One publication examined the significance of histopathologists to incorporate this classification in the evaluation of vascular anomaly samples, underscoring the impact of ISSVA classification in attaining the appropriate diagnosis. 10 However, vascular anomalies represents a spectrum, and there may be overlapping features of a vascular tumor and malformation in one patient. 11 Additionally, more accurate diagnoses can be achieved by providing adequate clinical information to radiologists and pathologists who are aligned with this terminology. 12 , 13 An updated ISSVA classification, which incorporates new entities, genetic and pathology information, was approved by the ISSVA membership in April 2014 and is available for citation from the ISSVA website, www.issva.org.
Complementary to the ISSVA classification are staging systems for specific vascular malformations, which some clinicians find advantageous in treatment planning.
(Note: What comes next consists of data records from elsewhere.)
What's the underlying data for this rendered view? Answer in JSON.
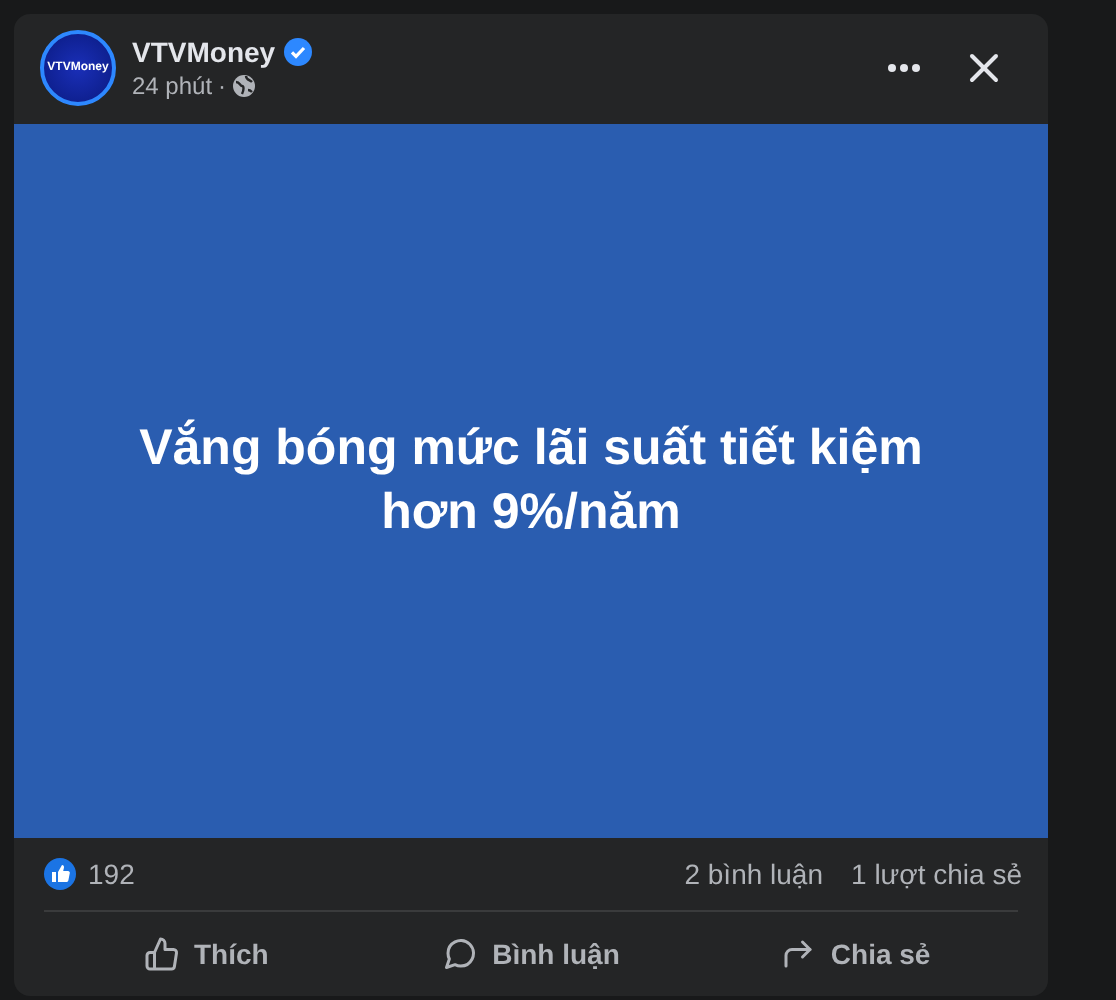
{
  "post": {
    "author": "VTVMoney",
    "avatar_text": "VTVMoney",
    "verified": true,
    "time": "24 phút",
    "separator": "·",
    "image_text": "Vắng bóng mức lãi suất tiết kiệm hơn 9%/năm",
    "reactions": "192",
    "comments": "2 bình luận",
    "shares": "1 lượt chia sẻ"
  },
  "actions": [
    {
      "kind": "like",
      "label": "Thích"
    },
    {
      "kind": "comment",
      "label": "Bình luận"
    },
    {
      "kind": "share",
      "label": "Chia sẻ"
    }
  ]
}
Schobinger presented a staging schema for arteriovenous malformations (AVMs) based on clinical behavior, from quiescent to destructive ( Table 1.4 ). 14
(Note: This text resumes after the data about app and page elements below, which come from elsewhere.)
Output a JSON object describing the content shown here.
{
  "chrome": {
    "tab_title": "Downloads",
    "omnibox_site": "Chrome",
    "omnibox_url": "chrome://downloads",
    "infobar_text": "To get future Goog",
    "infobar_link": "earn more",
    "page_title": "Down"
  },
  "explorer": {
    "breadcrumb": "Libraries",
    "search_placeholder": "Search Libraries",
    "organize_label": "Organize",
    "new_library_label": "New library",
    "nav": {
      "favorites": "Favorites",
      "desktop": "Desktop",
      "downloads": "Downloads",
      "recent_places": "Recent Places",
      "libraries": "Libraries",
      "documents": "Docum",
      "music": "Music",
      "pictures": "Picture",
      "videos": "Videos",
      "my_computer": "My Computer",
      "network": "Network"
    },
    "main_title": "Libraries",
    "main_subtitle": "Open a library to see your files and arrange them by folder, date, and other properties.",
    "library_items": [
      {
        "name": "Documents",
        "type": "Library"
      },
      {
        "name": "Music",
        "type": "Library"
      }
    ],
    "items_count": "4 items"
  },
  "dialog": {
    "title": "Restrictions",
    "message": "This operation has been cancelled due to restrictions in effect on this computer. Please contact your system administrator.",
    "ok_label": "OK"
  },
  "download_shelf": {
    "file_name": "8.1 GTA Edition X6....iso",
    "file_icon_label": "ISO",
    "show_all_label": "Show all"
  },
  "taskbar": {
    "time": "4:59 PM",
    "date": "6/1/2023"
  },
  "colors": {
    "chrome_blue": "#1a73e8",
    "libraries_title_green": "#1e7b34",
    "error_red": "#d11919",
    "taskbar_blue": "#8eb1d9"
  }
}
Pink–blue stain, warmth, arteriovenous shunting
Stage I, plus enlargement, pulsations, thrill, bruit, tortuous/tense veins
Stage II, plus dystrophic skin changes, ulceration, bleeding, persistent pain, or tissue necrosis ± lytic osteolysis
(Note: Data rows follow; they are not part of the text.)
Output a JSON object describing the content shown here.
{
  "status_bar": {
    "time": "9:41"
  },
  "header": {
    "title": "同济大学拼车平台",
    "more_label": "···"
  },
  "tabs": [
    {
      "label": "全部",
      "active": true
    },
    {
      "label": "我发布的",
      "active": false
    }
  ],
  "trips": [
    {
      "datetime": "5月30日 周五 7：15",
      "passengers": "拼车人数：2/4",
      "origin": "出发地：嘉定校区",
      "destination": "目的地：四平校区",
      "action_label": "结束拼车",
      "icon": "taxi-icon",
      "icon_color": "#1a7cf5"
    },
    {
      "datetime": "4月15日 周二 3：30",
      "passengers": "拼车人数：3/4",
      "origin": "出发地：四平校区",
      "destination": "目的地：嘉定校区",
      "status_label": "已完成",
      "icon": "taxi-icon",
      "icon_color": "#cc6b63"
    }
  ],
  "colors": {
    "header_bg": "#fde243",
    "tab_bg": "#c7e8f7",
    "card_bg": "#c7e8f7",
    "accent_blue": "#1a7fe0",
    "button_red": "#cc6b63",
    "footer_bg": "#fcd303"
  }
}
Stage III, plus congestive cardiac failure
Two groups endorsed a staging system for cervical lymphatic malformations based on disease extent, suggesting a correlation between stage, complication rate, clinical or surgical outcome, and prognosis. 15 , 16 In addition to providing guidelines for management by forecasting prognosis, the use of consistent terminology can provide uniformity in clinical, surgical, and radiologic research reporting 17 ( Table 1.5 ).
Unilateral infrahyoid and suprahyoid
Bilateral infrahyoid and suprahyoid
Other groups have suggested classifications with potential prognostic and treatment-related implications; for example, venous malformations can be classified according to the degree of dysplasia and drainage pattern, based on clinical severity, degree of valvular incompetence, and other measureable changes, or the CEAP (Clinical, Etiological, Anatomical, and Pathological elements) classification. 18 , 19 , 20
Nonetheless, a thorough history (including family history), physical examination, and appreciation of anatomical patterns of distribution of vascular lesions facilitate ascertainment of the correct diagnosis, evaluation, and management plan. Incorporating the age of presentation (prenatal, congenital, postnatal), clinical behavior (static, proliferative, involuting), location, and number of lesions and appreciating existing and impending morbidities are important in determining the extent and pace of further evaluation and potential intervention. Ascertaining the correct diagnosis remains a problem, however, and it is not unusual to receive a radiology or pathology report stating that the diagnosis is most compatible with hemangioma when clearly it is a vascular malformation.
Multidisciplinary vascular anomalies teams have been established in many institutions, providing a structured forum for expert subspecialists to review diagnostic studies and assess patients with vascular anomalies, most of whom require input from more than one medical discipline. This need is underscored by the high incidence of incorrect diagnoses of referred patients. 21 One study approximated that PubMed-listed publications during 2009 containing the term hemangioma was used to describe a vascular anomaly in 71.3% of publications, independent of medical subspecialty, concluding that “terminological imprecision is prevalent among both medical and surgical fields. Inaccurate designation of the vascular anomaly is associated with an increased risk of erroneous management.” 22 Correspondingly, the same researchers reported an incorrect referral diagnosis in 47% of patients referred to their vascular anomalies multidisciplinary referral center. 23 Classification of vascular anomalies can also be viewed by the time of presentation: prenatal, postnatal, and evolving over time.